Element data from apps and pages:
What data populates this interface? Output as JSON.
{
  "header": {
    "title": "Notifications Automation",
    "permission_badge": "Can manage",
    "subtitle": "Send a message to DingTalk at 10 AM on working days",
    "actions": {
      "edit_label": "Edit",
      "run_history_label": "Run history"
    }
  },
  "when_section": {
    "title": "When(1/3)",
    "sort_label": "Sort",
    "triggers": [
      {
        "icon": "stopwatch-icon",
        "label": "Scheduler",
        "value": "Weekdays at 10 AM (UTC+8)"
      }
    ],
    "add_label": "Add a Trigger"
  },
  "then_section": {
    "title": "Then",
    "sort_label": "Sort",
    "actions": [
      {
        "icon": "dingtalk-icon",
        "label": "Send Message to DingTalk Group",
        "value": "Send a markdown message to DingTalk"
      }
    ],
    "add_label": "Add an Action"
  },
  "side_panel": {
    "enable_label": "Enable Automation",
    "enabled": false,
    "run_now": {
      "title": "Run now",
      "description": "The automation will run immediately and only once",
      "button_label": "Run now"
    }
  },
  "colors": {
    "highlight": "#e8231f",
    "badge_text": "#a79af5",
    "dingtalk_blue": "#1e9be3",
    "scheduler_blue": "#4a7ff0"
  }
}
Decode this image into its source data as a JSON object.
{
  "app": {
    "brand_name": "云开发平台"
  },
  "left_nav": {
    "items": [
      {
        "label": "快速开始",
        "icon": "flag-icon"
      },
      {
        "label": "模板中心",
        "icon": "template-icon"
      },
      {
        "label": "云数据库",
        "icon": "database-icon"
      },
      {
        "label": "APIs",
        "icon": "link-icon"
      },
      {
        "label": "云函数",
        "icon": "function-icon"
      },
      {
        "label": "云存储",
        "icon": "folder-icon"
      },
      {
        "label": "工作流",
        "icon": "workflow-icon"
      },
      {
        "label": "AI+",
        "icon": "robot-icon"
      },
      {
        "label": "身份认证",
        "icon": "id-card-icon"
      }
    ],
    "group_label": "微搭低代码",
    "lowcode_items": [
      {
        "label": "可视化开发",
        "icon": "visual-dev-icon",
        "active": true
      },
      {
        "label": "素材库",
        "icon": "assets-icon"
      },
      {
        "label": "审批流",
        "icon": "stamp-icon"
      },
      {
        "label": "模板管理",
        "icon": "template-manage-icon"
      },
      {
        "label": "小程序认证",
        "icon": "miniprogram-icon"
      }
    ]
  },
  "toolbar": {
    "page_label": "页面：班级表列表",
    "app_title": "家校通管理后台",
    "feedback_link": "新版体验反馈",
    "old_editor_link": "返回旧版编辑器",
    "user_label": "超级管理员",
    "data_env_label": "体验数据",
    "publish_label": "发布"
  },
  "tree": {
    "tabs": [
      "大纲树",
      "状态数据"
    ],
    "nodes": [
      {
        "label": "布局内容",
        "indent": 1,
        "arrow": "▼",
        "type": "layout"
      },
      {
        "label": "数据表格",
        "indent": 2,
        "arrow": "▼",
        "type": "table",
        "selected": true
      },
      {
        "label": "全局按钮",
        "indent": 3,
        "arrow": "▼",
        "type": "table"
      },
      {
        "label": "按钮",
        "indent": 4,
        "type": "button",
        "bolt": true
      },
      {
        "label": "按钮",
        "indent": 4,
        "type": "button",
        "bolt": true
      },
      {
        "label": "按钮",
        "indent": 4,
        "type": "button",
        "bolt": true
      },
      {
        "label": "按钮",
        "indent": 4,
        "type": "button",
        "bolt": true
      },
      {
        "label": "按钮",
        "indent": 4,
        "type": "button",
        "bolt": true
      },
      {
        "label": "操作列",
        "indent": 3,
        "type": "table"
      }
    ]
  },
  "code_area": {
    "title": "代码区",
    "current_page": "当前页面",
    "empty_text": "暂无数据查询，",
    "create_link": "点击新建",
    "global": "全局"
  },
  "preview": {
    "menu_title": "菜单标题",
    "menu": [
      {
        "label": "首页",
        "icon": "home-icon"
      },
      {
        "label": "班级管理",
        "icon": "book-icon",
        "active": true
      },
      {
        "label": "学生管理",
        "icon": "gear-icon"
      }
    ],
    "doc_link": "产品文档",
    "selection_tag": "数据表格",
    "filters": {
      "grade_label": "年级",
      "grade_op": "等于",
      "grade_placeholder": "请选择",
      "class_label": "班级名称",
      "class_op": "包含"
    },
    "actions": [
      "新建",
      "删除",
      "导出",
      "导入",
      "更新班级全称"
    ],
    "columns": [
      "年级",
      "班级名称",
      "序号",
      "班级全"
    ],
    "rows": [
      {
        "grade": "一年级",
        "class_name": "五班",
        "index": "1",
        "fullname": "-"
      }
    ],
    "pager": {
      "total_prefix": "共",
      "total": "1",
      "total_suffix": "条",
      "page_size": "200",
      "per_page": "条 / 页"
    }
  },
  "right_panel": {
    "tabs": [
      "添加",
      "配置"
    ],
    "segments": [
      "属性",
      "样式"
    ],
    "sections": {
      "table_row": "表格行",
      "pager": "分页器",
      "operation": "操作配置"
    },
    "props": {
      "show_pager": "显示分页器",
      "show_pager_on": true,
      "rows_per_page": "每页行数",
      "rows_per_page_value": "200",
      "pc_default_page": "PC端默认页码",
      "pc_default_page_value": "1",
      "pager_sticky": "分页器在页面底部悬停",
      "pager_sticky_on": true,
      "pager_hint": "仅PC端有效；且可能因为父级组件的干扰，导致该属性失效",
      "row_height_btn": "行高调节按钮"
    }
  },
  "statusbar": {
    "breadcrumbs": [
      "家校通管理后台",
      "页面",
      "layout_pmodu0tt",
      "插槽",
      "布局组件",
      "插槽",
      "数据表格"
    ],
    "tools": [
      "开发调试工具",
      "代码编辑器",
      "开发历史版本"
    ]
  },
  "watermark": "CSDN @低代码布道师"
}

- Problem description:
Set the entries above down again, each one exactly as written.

- Response box:
What data populates this interface? Output as JSON.
{
  "header": {
    "title": "Notifications Automation",
    "permission_badge": "Can manage",
    "subtitle": "Send a message to DingTalk at 10 AM on working days",
    "actions": {
      "edit_label": "Edit",
      "run_history_label": "Run history"
    }
  },
  "when_section": {
    "title": "When(1/3)",
    "sort_label": "Sort",
    "triggers": [
      {
        "icon": "stopwatch-icon",
        "label": "Scheduler",
        "value": "Weekdays at 10 AM (UTC+8)"
      }
    ],
    "add_label": "Add a Trigger"
  },
  "then_section": {
    "title": "Then",
    "sort_label": "Sort",
    "actions": [
      {
        "icon": "dingtalk-icon",
        "label": "Send Message to DingTalk Group",
        "value": "Send a markdown message to DingTalk"
      }
    ],
    "add_label": "Add an Action"
  },
  "side_panel": {
    "enable_label": "Enable Automation",
    "enabled": false,
    "run_now": {
      "title": "Run now",
      "description": "The automation will run immediately and only once",
      "button_label": "Run now"
    }
  },
  "colors": {
    "highlight": "#e8231f",
    "badge_text": "#a79af5",
    "dingtalk_blue": "#1e9be3",
    "scheduler_blue": "#4a7ff0"
  }
}
Decode this image into its source data as a JSON object.
{
  "app": {
    "brand_name": "云开发平台"
  },
  "left_nav": {
    "items": [
      {
        "label": "快速开始",
        "icon": "flag-icon"
      },
      {
        "label": "模板中心",
        "icon": "template-icon"
      },
      {
        "label": "云数据库",
        "icon": "database-icon"
      },
      {
        "label": "APIs",
        "icon": "link-icon"
      },
      {
        "label": "云函数",
        "icon": "function-icon"
      },
      {
        "label": "云存储",
        "icon": "folder-icon"
      },
      {
        "label": "工作流",
        "icon": "workflow-icon"
      },
      {
        "label": "AI+",
        "icon": "robot-icon"
      },
      {
        "label": "身份认证",
        "icon": "id-card-icon"
      }
    ],
    "group_label": "微搭低代码",
    "lowcode_items": [
      {
        "label": "可视化开发",
        "icon": "visual-dev-icon",
        "active": true
      },
      {
        "label": "素材库",
        "icon": "assets-icon"
      },
      {
        "label": "审批流",
        "icon": "stamp-icon"
      },
      {
        "label": "模板管理",
        "icon": "template-manage-icon"
      },
      {
        "label": "小程序认证",
        "icon": "miniprogram-icon"
      }
    ]
  },
  "toolbar": {
    "page_label": "页面：班级表列表",
    "app_title": "家校通管理后台",
    "feedback_link": "新版体验反馈",
    "old_editor_link": "返回旧版编辑器",
    "user_label": "超级管理员",
    "data_env_label": "体验数据",
    "publish_label": "发布"
  },
  "tree": {
    "tabs": [
      "大纲树",
      "状态数据"
    ],
    "nodes": [
      {
        "label": "布局内容",
        "indent": 1,
        "arrow": "▼",
        "type": "layout"
      },
      {
        "label": "数据表格",
        "indent": 2,
        "arrow": "▼",
        "type": "table",
        "selected": true
      },
      {
        "label": "全局按钮",
        "indent": 3,
        "arrow": "▼",
        "type": "table"
      },
      {
        "label": "按钮",
        "indent": 4,
        "type": "button",
        "bolt": true
      },
      {
        "label": "按钮",
        "indent": 4,
        "type": "button",
        "bolt": true
      },
      {
        "label": "按钮",
        "indent": 4,
        "type": "button",
        "bolt": true
      },
      {
        "label": "按钮",
        "indent": 4,
        "type": "button",
        "bolt": true
      },
      {
        "label": "按钮",
        "indent": 4,
        "type": "button",
        "bolt": true
      },
      {
        "label": "操作列",
        "indent": 3,
        "type": "table"
      }
    ]
  },
  "code_area": {
    "title": "代码区",
    "current_page": "当前页面",
    "empty_text": "暂无数据查询，",
    "create_link": "点击新建",
    "global": "全局"
  },
  "preview": {
    "menu_title": "菜单标题",
    "menu": [
      {
        "label": "首页",
        "icon": "home-icon"
      },
      {
        "label": "班级管理",
        "icon": "book-icon",
        "active": true
      },
      {
        "label": "学生管理",
        "icon": "gear-icon"
      }
    ],
    "doc_link": "产品文档",
    "selection_tag": "数据表格",
    "filters": {
      "grade_label": "年级",
      "grade_op": "等于",
      "grade_placeholder": "请选择",
      "class_label": "班级名称",
      "class_op": "包含"
    },
    "actions": [
      "新建",
      "删除",
      "导出",
      "导入",
      "更新班级全称"
    ],
    "columns": [
      "年级",
      "班级名称",
      "序号",
      "班级全"
    ],
    "rows": [
      {
        "grade": "一年级",
        "class_name": "五班",
        "index": "1",
        "fullname": "-"
      }
    ],
    "pager": {
      "total_prefix": "共",
      "total": "1",
      "total_suffix": "条",
      "page_size": "200",
      "per_page": "条 / 页"
    }
  },
  "right_panel": {
    "tabs": [
      "添加",
      "配置"
    ],
    "segments": [
      "属性",
      "样式"
    ],
    "sections": {
      "table_row": "表格行",
      "pager": "分页器",
      "operation": "操作配置"
    },
    "props": {
      "show_pager": "显示分页器",
      "show_pager_on": true,
      "rows_per_page": "每页行数",
      "rows_per_page_value": "200",
      "pc_default_page": "PC端默认页码",
      "pc_default_page_value": "1",
      "pager_sticky": "分页器在页面底部悬停",
      "pager_sticky_on": true,
      "pager_hint": "仅PC端有效；且可能因为父级组件的干扰，导致该属性失效",
      "row_height_btn": "行高调节按钮"
    }
  },
  "statusbar": {
    "breadcrumbs": [
      "家校通管理后台",
      "页面",
      "layout_pmodu0tt",
      "插槽",
      "布局组件",
      "插槽",
      "数据表格"
    ],
    "tools": [
      "开发调试工具",
      "代码编辑器",
      "开发历史版本"
    ]
  },
  "watermark": "CSDN @低代码布道师"
}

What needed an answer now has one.